The reason many Verizon and Sprint phones now have SIM card slots is that Long-Term Evolution (LTE) is a GSM standard, and any phone or tablet with LTE has to have a SIM card slot. However, LTE is a data-only standard, and while some phone makers are starting to implement VoIP standards for talking over LTE, they are still in their infancy and you really need 2G and 3G CDMA connectivity to port your CDMA phone number over to an unlocked phone to make phone calls. Also, even if a GSM / CDMA hybrid phone is unlocked, CDMA carriers still have the power to block it. For example, the Moto G Play is a GSM / CDMA hybrid phone. Sprint will activate the Moto G Play on its network; however, Boost Mobile will not, even though Boost Mobile uses Sprint towers.
Things look bright for the future, since it seems that Verizon and Sprint will be switching over to GSM. Verizon has already stated it wants to be shipping LTE-only phones soon and is already working on ways to do voice and text over LTE. Sprint isn't that far behind, either. In a few years, even Verizon and Sprint customers should be able to join in the unlocked GSM phone party.
Because there are so many different types of cell network technologies and frequencies used around the world, phone manufacturers have to make many different versions of a phone. These different phone versions are called variants. A popular phone like the Samsung Galaxy S7 has several variants. Usually, variants only differ in which cell frequencies they support, but sometimes they have other small differences, like a different processor. Because different phone variants support different phone frequencies, it is very important to buy the right one, or there’s a good chance you will not get LTE service. Also, because many phone manufacturers don’t sell unlocked phones directly in the United States, their US websites are often poor sources when it comes to getting a complete list of all variants and the frequencies they support. At B&H, we put the variant model of each phone in the product name. So when you’re looking at phone models, be sure to choose the variant that’s right for your network.
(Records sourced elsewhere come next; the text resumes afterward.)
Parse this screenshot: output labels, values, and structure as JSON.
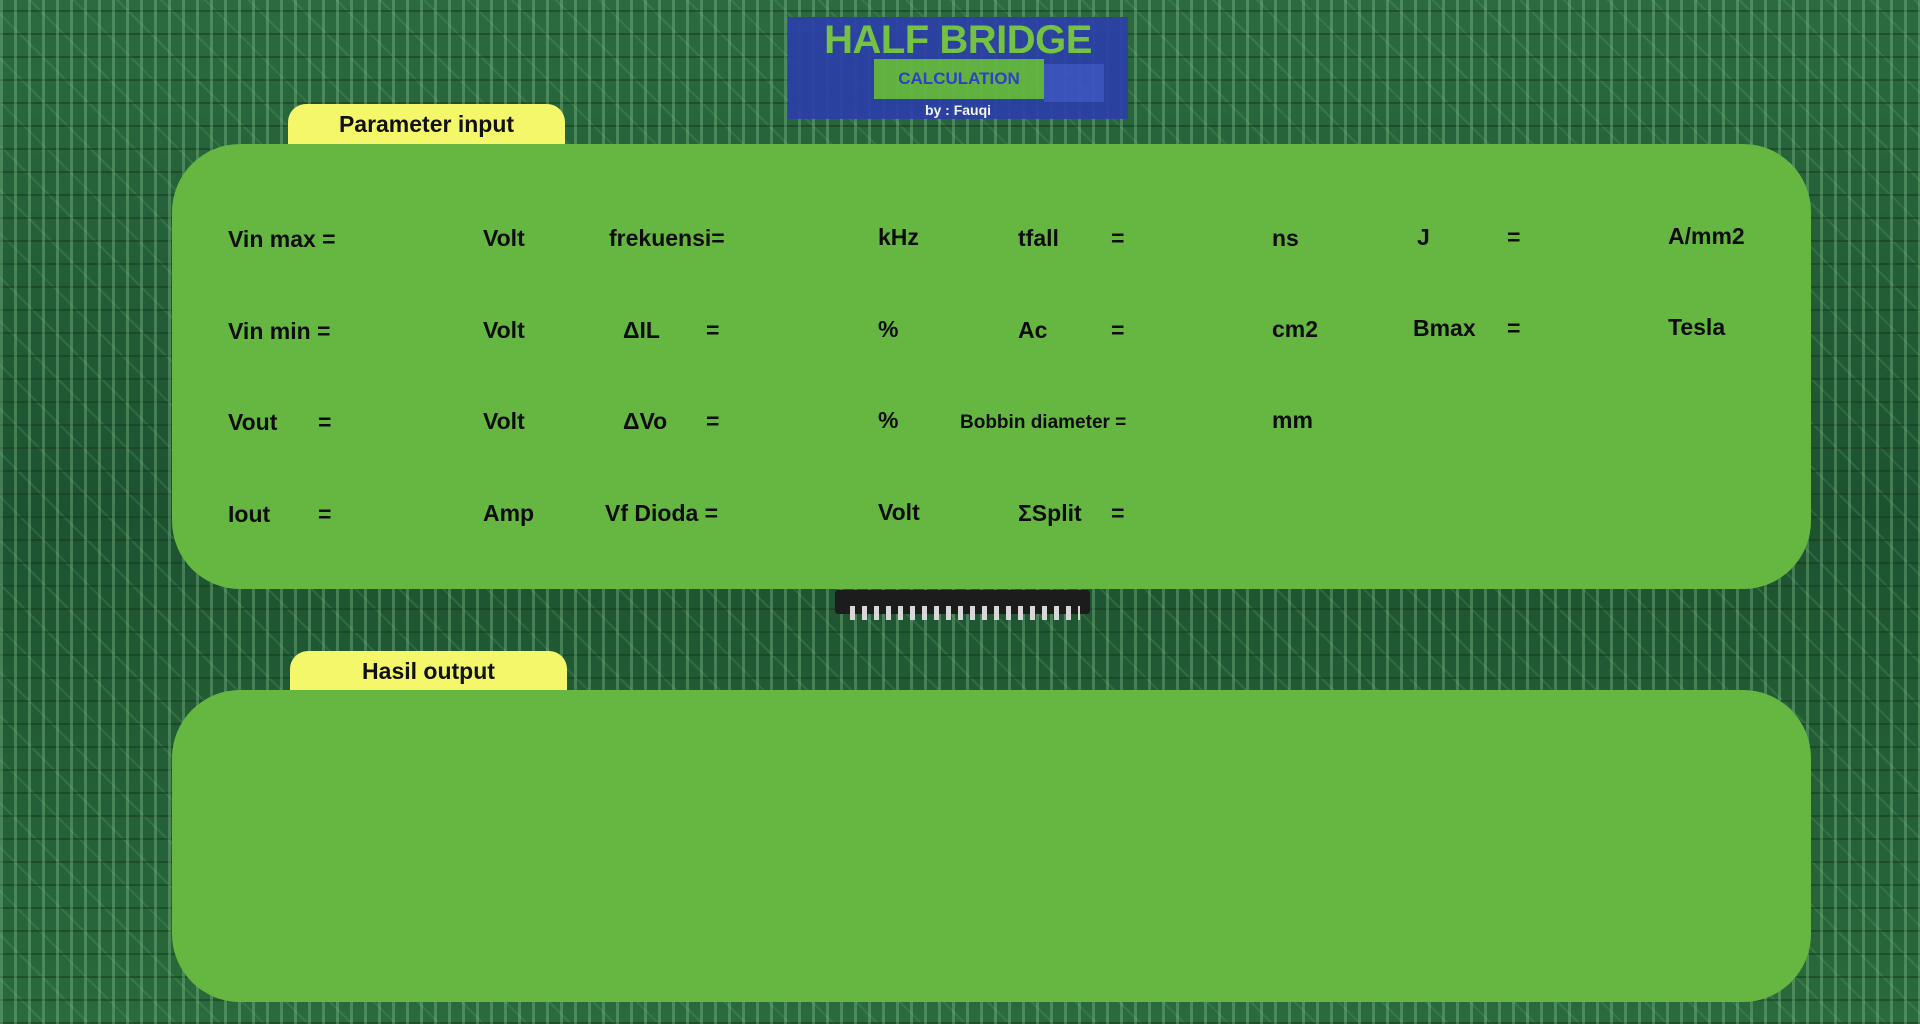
{
  "header": {
    "title": "HALF BRIDGE",
    "tab_label": "CALCULATION",
    "credit": "by : Fauqi"
  },
  "input_panel": {
    "tab_label": "Parameter input",
    "params": {
      "vin_max": {
        "label": "Vin max =",
        "unit": "Volt"
      },
      "vin_min": {
        "label": "Vin min =",
        "unit": "Volt"
      },
      "vout": {
        "label": "Vout",
        "eq": "=",
        "unit": "Volt"
      },
      "iout": {
        "label": "Iout",
        "eq": "=",
        "unit": "Amp"
      },
      "frekuensi": {
        "label": "frekuensi=",
        "unit": "kHz"
      },
      "delta_il": {
        "label": "ΔIL",
        "eq": "=",
        "unit": "%"
      },
      "delta_vo": {
        "label": "ΔVo",
        "eq": "=",
        "unit": "%"
      },
      "vf_dioda": {
        "label": "Vf Dioda =",
        "unit": "Volt"
      },
      "tfall": {
        "label": "tfall",
        "eq": "=",
        "unit": "ns"
      },
      "ac": {
        "label": "Ac",
        "eq": "=",
        "unit": "cm2"
      },
      "bobbin_diameter": {
        "label": "Bobbin diameter =",
        "unit": "mm"
      },
      "split": {
        "label": "ΣSplit",
        "eq": "="
      },
      "j": {
        "label": "J",
        "eq": "=",
        "unit": "A/mm2"
      },
      "bmax": {
        "label": "Bmax",
        "eq": "=",
        "unit": "Tesla"
      }
    }
  },
  "output_panel": {
    "tab_label": "Hasil output"
  },
  "colors": {
    "panel_green": "#65b741",
    "tab_yellow": "#f5f76a",
    "header_blue": "#2c3fa8",
    "title_green": "#7ac943",
    "background_pcb": "#1f5a34"
  }
}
A question we are asked frequently here is whether or not our phones are brand new, and why some do not have manufacturer warranties. All of our phones are brand new, unless you are browsing the Used Department section of our website. However, many large phone manufacturers, like Samsung, do not sell a large variety of unlocked phones in the United States. They mostly sell locked phones directly to carriers. So, to get unlocked phones from phone manufacturers that won't sell to us directly, we have to import them from countries where unlocked phones are sold directly. We try and buy them from countries that use the same wireless frequencies as the United States, to ensure the phones work as well here as ones that are sold locked. However, because they are imports, their warranties are only valid in their country of origin, and are not valid in the United States. They are all brand new, manufacturer-unlocked phones. B&H offers its own warranty of one year, so you can still buy with confidence.
Luckily, more and more phone manufacturers are selling unlocked phones directly these days. HTC, LG, Sony, and BLU phones can be confidently assumed to be sold to us directly, and the phones include valid warranties. Other manufacturers, like Samsung, sell a few phones directly, so be sure to check the selling points to see whether the phone is an International or North American Variant, if you are curious.